Turner said the Medlens remain so brokenhearted they have yet to adopt another dog.
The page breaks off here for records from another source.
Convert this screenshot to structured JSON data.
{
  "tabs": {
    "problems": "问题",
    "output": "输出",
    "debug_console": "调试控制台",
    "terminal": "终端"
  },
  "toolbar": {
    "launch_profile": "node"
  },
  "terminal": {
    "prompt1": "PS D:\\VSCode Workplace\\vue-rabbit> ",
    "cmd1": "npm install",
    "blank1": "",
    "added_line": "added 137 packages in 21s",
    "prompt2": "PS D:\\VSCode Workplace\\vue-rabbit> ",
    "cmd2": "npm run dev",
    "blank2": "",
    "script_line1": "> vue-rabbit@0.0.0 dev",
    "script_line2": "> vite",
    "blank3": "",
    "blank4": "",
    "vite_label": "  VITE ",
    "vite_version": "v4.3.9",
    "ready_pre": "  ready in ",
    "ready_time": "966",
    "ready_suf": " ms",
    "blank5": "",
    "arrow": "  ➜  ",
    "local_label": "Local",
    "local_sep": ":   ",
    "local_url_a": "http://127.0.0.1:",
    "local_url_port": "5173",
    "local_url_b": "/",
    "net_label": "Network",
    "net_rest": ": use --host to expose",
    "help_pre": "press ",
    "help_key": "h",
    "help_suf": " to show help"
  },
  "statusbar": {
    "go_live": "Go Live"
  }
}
He added that the family isn't actually trying to collect money, but merely trying to change the law so that "Avery didn't die in vain."
Cayce said Texas is already more generous than most states when it comes to compensating owners who lose dogs that have marketable value, such as a prize-winning pedigree show dog or a stunt dog whose owners invested thousands of dollars in training.
Justice Phil Johnson said changing the law might motivate owners to downplay their dog's actual worth so they could collect more on sentimental value instead.
"They're going to try to prove this is a worthless dog so that I can get a lot of money," he said.